Prime Minister Petr Nečas says he is greatly disturbed by the behaviour of his finance minister, Miroslav Kalousek, in recent weeks and months, and ascribed it to a poor medical condition. The remarks came after Mr Kalousek made a harsh attack on the PM in the daily Lidové noviny, where he said Mr Nečas had only the mercy of Civic Democrat “godfathers” to thank for his post, among other things. The Prime Minister said he was distressed by the psychological and medical condition of the finance minister and was worried about him. On Wednesday Mr Kalousek got out of his car to smack a young man who had yelled out that he was a crook and would hang. Later he reportedly had a vulgar outburst when a colleague told him the incident was un-gentlemanly.

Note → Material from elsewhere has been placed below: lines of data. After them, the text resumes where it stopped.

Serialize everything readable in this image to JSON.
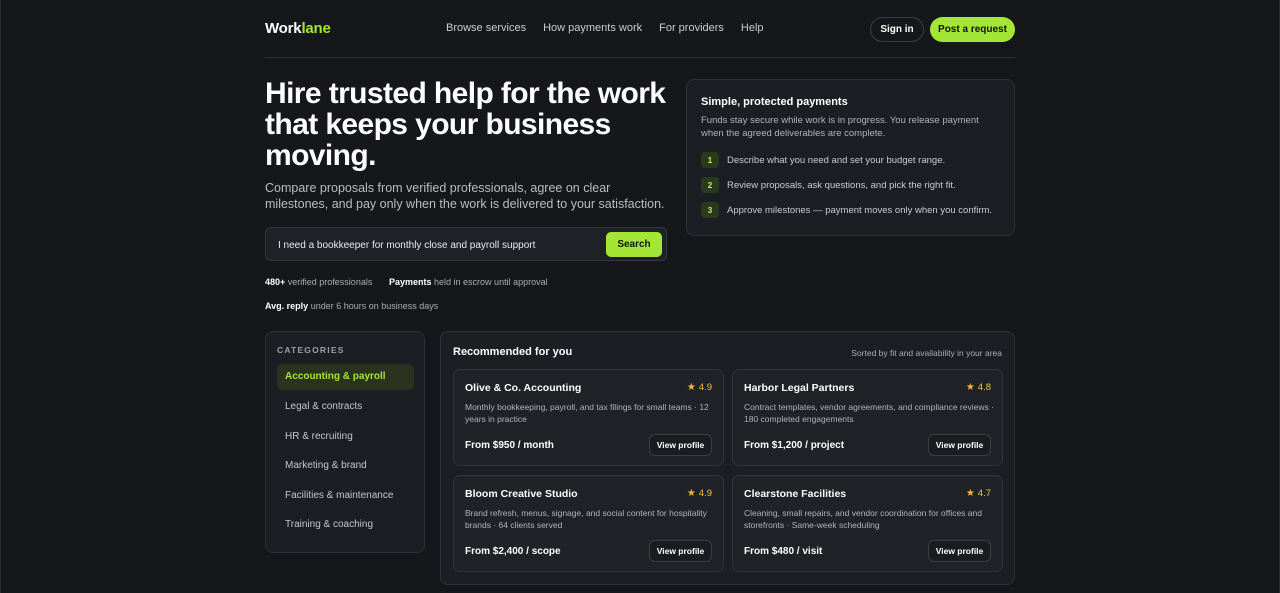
{
  "brand": {
    "name_main": "Work",
    "name_accent": "lane",
    "accent_color": "#a3e635"
  },
  "nav": {
    "items": [
      "Browse services",
      "How payments work",
      "For providers",
      "Help"
    ],
    "sign_in": "Sign in",
    "post_request": "Post a request"
  },
  "hero": {
    "title": "Hire trusted help for the work that keeps your business moving.",
    "subtitle": "Compare proposals from verified professionals, agree on clear milestones, and pay only when the work is delivered to your satisfaction.",
    "search_value": "I need a bookkeeper for monthly close and payroll support",
    "search_button": "Search"
  },
  "stats": [
    {
      "strong": "480+",
      "text": " verified professionals"
    },
    {
      "strong": "Payments",
      "text": " held in escrow until approval"
    },
    {
      "strong": "Avg. reply",
      "text": " under 6 hours on business days"
    }
  ],
  "payments": {
    "title": "Simple, protected payments",
    "description": "Funds stay secure while work is in progress. You release payment when the agreed deliverables are complete.",
    "steps": [
      {
        "num": "1",
        "text": "Describe what you need and set your budget range."
      },
      {
        "num": "2",
        "text": "Review proposals, ask questions, and pick the right fit."
      },
      {
        "num": "3",
        "text": "Approve milestones — payment moves only when you confirm."
      }
    ]
  },
  "categories": {
    "heading": "CATEGORIES",
    "items": [
      "Accounting & payroll",
      "Legal & contracts",
      "HR & recruiting",
      "Marketing & brand",
      "Facilities & maintenance",
      "Training & coaching"
    ],
    "active_index": 0
  },
  "recommended": {
    "title": "Recommended for you",
    "sort_text": "Sorted by fit and availability in your area",
    "cards": [
      {
        "name": "Olive & Co. Accounting",
        "rating": "4.9",
        "description": "Monthly bookkeeping, payroll, and tax filings for small teams · 12 years in practice",
        "price": "From $950 / month",
        "button": "View profile"
      },
      {
        "name": "Harbor Legal Partners",
        "rating": "4.8",
        "description": "Contract templates, vendor agreements, and compliance reviews · 180 completed engagements",
        "price": "From $1,200 / project",
        "button": "View profile"
      },
      {
        "name": "Bloom Creative Studio",
        "rating": "4.9",
        "description": "Brand refresh, menus, signage, and social content for hospitality brands · 64 clients served",
        "price": "From $2,400 / scope",
        "button": "View profile"
      },
      {
        "name": "Clearstone Facilities",
        "rating": "4.7",
        "description": "Cleaning, small repairs, and vendor coordination for offices and storefronts · Same-week scheduling",
        "price": "From $480 / visit",
        "button": "View profile"
      }
    ]
  }
}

An alliance of ecologists, communities, businessmen, and others have asked the government to commit funds from the sale of emissions vouchers to improving the energy efficiency of buildings. The group asks that the funds be put towards insulating houses, changing windows and modernising heating systems. On Thursday the government approved free emissions vouchers for energy companies and other polluters that will save them 138 billion crowns. The companies in question will receive 39% of vouchers issued between 2013 and 2020 and must invest the savings in decreasing their ecological footprint. The rest of the vouchers may be purchased.
Czech President Vaclav Klaus addressed the UN General Assembly session on Friday, and rejected unilateral steps in the dispute between Israel and Palestine. Palestine wants to file a controversial application for U.N. membership. Mr Klaus said it took two sides and an innovative approach to overcome old and rigid thinking. A solution, he said, could not come through unilateral steps, whether imposed by the UN or otherwise. The president also used the dissolution of Czechoslovakia as an example, saying that the solution had come from within the region itself, rather than having been brought about by external mediators.
A demonstration against local Roma planned for Saturday in the North Bohemian town of Rumburk has been cancelled. The organiser of the event officially withdrew his request for the assembly, saying he had been pressured specifically to do so. An influential local businessman had apparently publicly threatened to ban the organiser from various premises if he went ahead with the protest. The same individual organised the first large demonstration in the area several weeks ago, which later turned into an unplanned march through the town. Plans for a demonstration against the Roma are underway in nearby Varnsdorf. The area has seen a sharp increase in racial tensions over the past month that have spilled over into violence on some occasions.
The Municipal Court of Brno has ordered suspended sentences for six youths who held a banner reading “Europe, rise up” at a May Day demonstration this year. The court based its ruling on the testimony of an expert in extremism, who asserted that the youths, who are associated with the banned, right-wing Workers’ Party, were referring to a Nazi slogan. The head of the party’s successor organisation says they will file a protest. Such a protest however would lead to a full hearing, as the use of a court order allows the court to impose mild punishments without hearing the litigants.
Over 1,000 skeletons discovered during renovation of Kutná Hora “bone church”
Language exams for foreigners seeking permanent residency permit to become tougher
Why are Russian and Chinese spying activities in Czech Republic so intense and how exactly do they do it?
Prague’s historical Koh-i-noor factory to be converted into residential area
The history of the “German Czechs”